A 16-year-old cancer sufferer who ended up homeless with the rest of her family after they moved to Auckland for her treatment has found a new home.
The girl, whose plight came to light after she shared her story on Facebook, said this morning she was thankful that her family has a new home, after they were taken in at South Auckland's Te Puea Marae last week.
The girl's post on the marae's Facebook page Te Puea Memorial Marae Manaaki Tangata was shared 16,000 times and reached 438,471 people by 10.30am today, just 18 hours after she posted it.
Her father and her 18-year-old brother have both been offered jobs, and the family, including three younger children, will move into "a brand new four-bedroom house" owned by Housing NZ tomorrow.
The girl, who does not wish to be named, told reporters this morning: "I just want to say thank you to everyone for their love and support. Thank you to everyone at Te Puea Marae for everything they have done for my family and I."
The teenager, referred to only as "B", became homeless with her father, three brothers and her sister after they moved to Auckland from Hamilton.
"B" was diagnosed with non-Hodgkin's lymphoma soon after her cousin drowned at Hunua Falls. She had a tumour in her lower back. Her post said it "all went down hill from there".
"When I got told, I didn't think about anything, I just started crying. It was hard to take in. The doctors said I needed chemotherapy straight away so it wouldn't spread and that the best place for that was Starship Hospital in Auckland," it said.
The family then moved from Hamilton to live in "B's" aunt's home in Mangere to be closer to Starship Hospital. "B" was in hospital for a month.

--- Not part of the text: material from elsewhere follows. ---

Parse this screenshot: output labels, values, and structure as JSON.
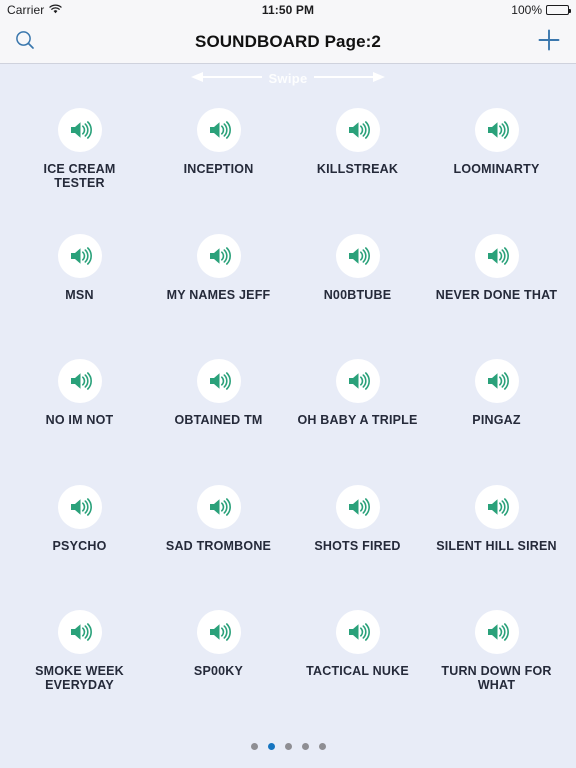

"I wasn't able to swallow, I got infections, I had two massive seizures. I had to have antibiotics and that led to kidney problems so not only do I have cancer, I have kidney problems."
When she left Starship Hospital, "B" went back to her aunt's home.
However, there were 15 people staying the Mangere house and the 16-year-old had to sleep on a mattress in a room she shared with her two younger brothers. "It wasn't really good because the hospital said I had to wear a mask because I could easily get infected.
"It was nice to be around family, I didn't want to talk about having cancer."
Her father, who previously worked as a painter in Hamilton, tried to find his family a home. "He would go to Winz for appointments, he told them about me having cancer, about us.
"They did nothing. He went to Housing NZ, told them. They couldn't find us a house. Too full, they said, too full."
When things at her aunt's "got really tense", the family left and had stayed at the marae since. "We were stuck at Aunty's. Things got really tense, so we had leave. My Dad heard about what the marae was doing and said 'let's try the marae'."
Asked this morning about the family's new home, she said: "I'm just thankful for that. Now we don't have to worry about being homeless any more."
She said the two things she most wanted in life were to meet American wrestler Roman Reigns and to visit family in Samoa, where her mother lives.
She said she was feeling "alright" after her latest round of chemotherapy.
Wayne Howett, chief executive of Ronald McDonald House which has rooms for 86 families of children being treated at Starship Hospital, said he could have accommodated the family if they were referred from their original home in Hamilton.
However, it is unclear where they were living at the time because they had come up to Mangere to support B's Aunty after the aunt's son died at Hunua Falls in March.